“I know ($1 million) sounds like a lot of money, but unlike other organizations in which only a very small amount of donations actually go to the cause, I’m only going to take 10 percent to live off of and focus full-time on the project,” Smith said. “I want to put my all into it and be hands-on in all aspects, from interviewing candidates, to buying, remodeling the houses and helping people get the help they need whether it be physical or mental doctors to see, and help people.”
He admits the nonprofit organization is still in the “infant stage” and that he is very open to receiving advice.

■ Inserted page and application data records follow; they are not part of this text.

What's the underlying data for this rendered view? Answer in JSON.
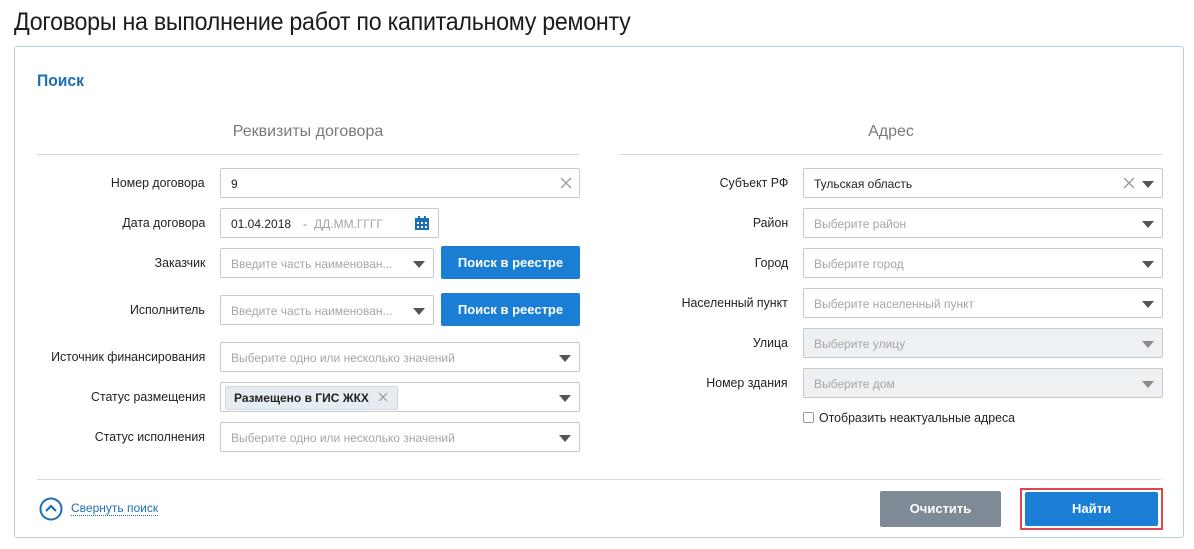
{
  "page": {
    "title": "Договоры на выполнение работ по капитальному ремонту"
  },
  "search": {
    "title": "Поиск",
    "contract_section": {
      "title": "Реквизиты договора",
      "contract_number": {
        "label": "Номер договора",
        "value": "9"
      },
      "contract_date": {
        "label": "Дата договора",
        "from_value": "01.04.2018",
        "separator": "-",
        "to_placeholder": "ДД.ММ.ГГГГ"
      },
      "customer": {
        "label": "Заказчик",
        "placeholder": "Введите часть наименован...",
        "button": "Поиск в реестре"
      },
      "executor": {
        "label": "Исполнитель",
        "placeholder": "Введите часть наименован...",
        "button": "Поиск в реестре"
      },
      "funding_source": {
        "label": "Источник финансирования",
        "placeholder": "Выберите одно или несколько значений"
      },
      "placement_status": {
        "label": "Статус размещения",
        "chip": "Размещено в ГИС ЖКХ"
      },
      "execution_status": {
        "label": "Статус исполнения",
        "placeholder": "Выберите одно или несколько значений"
      }
    },
    "address_section": {
      "title": "Адрес",
      "subject": {
        "label": "Субъект РФ",
        "value": "Тульская область"
      },
      "district": {
        "label": "Район",
        "placeholder": "Выберите район"
      },
      "city": {
        "label": "Город",
        "placeholder": "Выберите город"
      },
      "settlement": {
        "label": "Населенный пункт",
        "placeholder": "Выберите населенный пункт"
      },
      "street": {
        "label": "Улица",
        "placeholder": "Выберите улицу"
      },
      "building": {
        "label": "Номер здания",
        "placeholder": "Выберите дом"
      },
      "show_outdated": {
        "label": "Отобразить неактуальные адреса",
        "checked": false
      }
    },
    "footer": {
      "collapse_label": "Свернуть поиск",
      "clear_button": "Очистить",
      "find_button": "Найти"
    }
  },
  "colors": {
    "accent": "#1a7fd4",
    "title_blue": "#1b6fb3",
    "clear_button": "#7e8a96",
    "highlight": "#e0464f"
  },
  "icons": [
    "clear-x-icon",
    "calendar-icon",
    "chevron-down-icon",
    "chevron-up-circle-icon"
  ]
}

Before candidates would be allowed to start the journey, Smith said, they will be required to pass a drug test and continue to do so until the house is paid off. He said that although he wants to help people and recognizes that often drugs are the reason many people are homeless, he is not interested or equipped to deal with addicts. Smith also said individuals who have a drug or violent offense charge within the last 10 years would not be selected to participate.
“Homeless people get this wrap for being bad people, and that’s not always the case. There are some, but not always. So, what I envision is helping a family, and they are going to pay that forward anytime they can help somebody. I would think as a human they would. And it’s kind of a snowball effect in that aspect,” Smith said.“And there is no limit as to how big it can get. I’m starting in Sidney, Ohio, but who’s to say in 10 years we don’t have places in New York, Boston, L.A. that are doing the same thing and are all connected.”
For more information about how to get involved, Smith can be reached at email@example.com
Reach the writer at 937-538-4823.